» What to do
Each line from the one containing "What data populates" through the end of the data is to be written out exactly, and nothing more.

» Dataset rows for apps and sites
»»

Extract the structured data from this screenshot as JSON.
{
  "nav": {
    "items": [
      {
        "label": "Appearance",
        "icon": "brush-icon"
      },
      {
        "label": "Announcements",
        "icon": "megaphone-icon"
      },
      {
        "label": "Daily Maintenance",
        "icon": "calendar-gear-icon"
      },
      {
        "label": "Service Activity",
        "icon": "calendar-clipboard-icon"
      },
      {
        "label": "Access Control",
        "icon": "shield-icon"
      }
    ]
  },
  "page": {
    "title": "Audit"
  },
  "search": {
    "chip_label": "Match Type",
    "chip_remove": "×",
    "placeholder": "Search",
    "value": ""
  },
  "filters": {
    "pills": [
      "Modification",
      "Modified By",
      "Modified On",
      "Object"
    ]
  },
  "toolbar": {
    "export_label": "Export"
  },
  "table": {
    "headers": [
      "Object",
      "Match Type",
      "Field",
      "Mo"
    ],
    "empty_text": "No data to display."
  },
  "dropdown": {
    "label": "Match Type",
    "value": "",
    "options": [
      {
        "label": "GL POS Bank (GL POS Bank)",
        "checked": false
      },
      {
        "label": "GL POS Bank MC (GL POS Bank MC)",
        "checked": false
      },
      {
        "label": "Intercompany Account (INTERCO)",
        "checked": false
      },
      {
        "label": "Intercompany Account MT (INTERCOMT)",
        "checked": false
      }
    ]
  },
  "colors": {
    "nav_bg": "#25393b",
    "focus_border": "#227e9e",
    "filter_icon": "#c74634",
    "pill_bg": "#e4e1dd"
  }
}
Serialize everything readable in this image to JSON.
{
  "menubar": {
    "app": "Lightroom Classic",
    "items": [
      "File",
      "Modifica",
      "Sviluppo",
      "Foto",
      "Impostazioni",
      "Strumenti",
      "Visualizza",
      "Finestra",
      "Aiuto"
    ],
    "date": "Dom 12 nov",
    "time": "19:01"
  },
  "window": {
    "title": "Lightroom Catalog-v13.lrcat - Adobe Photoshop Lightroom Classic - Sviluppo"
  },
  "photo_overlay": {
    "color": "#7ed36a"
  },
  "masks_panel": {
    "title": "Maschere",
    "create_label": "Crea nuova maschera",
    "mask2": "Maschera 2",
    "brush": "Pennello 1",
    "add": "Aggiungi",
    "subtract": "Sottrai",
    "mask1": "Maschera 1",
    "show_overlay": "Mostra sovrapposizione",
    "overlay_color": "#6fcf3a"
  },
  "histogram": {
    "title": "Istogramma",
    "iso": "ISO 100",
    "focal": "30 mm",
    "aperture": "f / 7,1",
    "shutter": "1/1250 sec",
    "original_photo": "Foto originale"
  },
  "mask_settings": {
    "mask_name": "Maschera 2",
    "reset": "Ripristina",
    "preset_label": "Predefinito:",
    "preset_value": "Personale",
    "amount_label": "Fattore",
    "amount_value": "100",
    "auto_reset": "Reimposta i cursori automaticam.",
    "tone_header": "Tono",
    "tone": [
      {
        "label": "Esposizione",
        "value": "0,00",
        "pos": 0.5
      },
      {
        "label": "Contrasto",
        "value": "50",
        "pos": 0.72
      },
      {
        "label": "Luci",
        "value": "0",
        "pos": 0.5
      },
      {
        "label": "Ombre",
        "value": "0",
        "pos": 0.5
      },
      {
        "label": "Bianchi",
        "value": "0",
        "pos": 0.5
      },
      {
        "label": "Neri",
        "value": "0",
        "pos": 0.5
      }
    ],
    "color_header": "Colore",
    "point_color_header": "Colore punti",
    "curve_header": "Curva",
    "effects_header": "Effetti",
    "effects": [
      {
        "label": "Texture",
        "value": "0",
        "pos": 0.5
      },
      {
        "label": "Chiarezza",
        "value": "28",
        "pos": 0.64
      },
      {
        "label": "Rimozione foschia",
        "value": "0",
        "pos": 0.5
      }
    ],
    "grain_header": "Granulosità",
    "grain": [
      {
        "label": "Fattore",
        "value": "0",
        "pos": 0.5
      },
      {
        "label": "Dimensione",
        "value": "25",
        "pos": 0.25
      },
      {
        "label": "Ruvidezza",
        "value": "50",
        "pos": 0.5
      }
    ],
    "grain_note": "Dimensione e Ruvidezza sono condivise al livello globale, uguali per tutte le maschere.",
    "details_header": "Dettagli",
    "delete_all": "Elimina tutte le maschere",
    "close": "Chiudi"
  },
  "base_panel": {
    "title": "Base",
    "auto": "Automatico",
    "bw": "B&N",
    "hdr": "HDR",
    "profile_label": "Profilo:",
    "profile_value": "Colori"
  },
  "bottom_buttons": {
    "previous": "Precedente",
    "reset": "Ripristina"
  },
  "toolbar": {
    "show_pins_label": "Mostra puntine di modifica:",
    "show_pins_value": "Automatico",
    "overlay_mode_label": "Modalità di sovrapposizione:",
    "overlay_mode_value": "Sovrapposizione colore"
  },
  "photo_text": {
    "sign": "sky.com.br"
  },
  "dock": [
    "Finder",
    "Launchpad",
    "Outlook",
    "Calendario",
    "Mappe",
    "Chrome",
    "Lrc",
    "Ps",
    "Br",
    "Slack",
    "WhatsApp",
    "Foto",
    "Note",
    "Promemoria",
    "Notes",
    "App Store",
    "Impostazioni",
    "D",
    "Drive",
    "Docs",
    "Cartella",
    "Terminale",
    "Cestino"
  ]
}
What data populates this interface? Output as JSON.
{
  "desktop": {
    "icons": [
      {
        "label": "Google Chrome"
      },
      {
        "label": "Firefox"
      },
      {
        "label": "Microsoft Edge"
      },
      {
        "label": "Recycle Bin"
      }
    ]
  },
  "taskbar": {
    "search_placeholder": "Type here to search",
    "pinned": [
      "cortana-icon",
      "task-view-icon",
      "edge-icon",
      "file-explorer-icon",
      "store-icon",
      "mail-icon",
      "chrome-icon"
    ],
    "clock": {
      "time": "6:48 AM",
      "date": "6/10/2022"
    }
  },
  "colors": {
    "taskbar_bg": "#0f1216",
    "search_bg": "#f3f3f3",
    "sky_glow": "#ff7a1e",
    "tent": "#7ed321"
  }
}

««

» Answer below
What data populates this interface? Output as JSON.
{
  "desktop": {
    "icons": [
      {
        "label": "Google Chrome"
      },
      {
        "label": "Firefox"
      },
      {
        "label": "Microsoft Edge"
      },
      {
        "label": "Recycle Bin"
      }
    ]
  },
  "taskbar": {
    "search_placeholder": "Type here to search",
    "pinned": [
      "cortana-icon",
      "task-view-icon",
      "edge-icon",
      "file-explorer-icon",
      "store-icon",
      "mail-icon",
      "chrome-icon"
    ],
    "clock": {
      "time": "6:48 AM",
      "date": "6/10/2022"
    }
  },
  "colors": {
    "taskbar_bg": "#0f1216",
    "search_bg": "#f3f3f3",
    "sky_glow": "#ff7a1e",
    "tent": "#7ed321"
  }
}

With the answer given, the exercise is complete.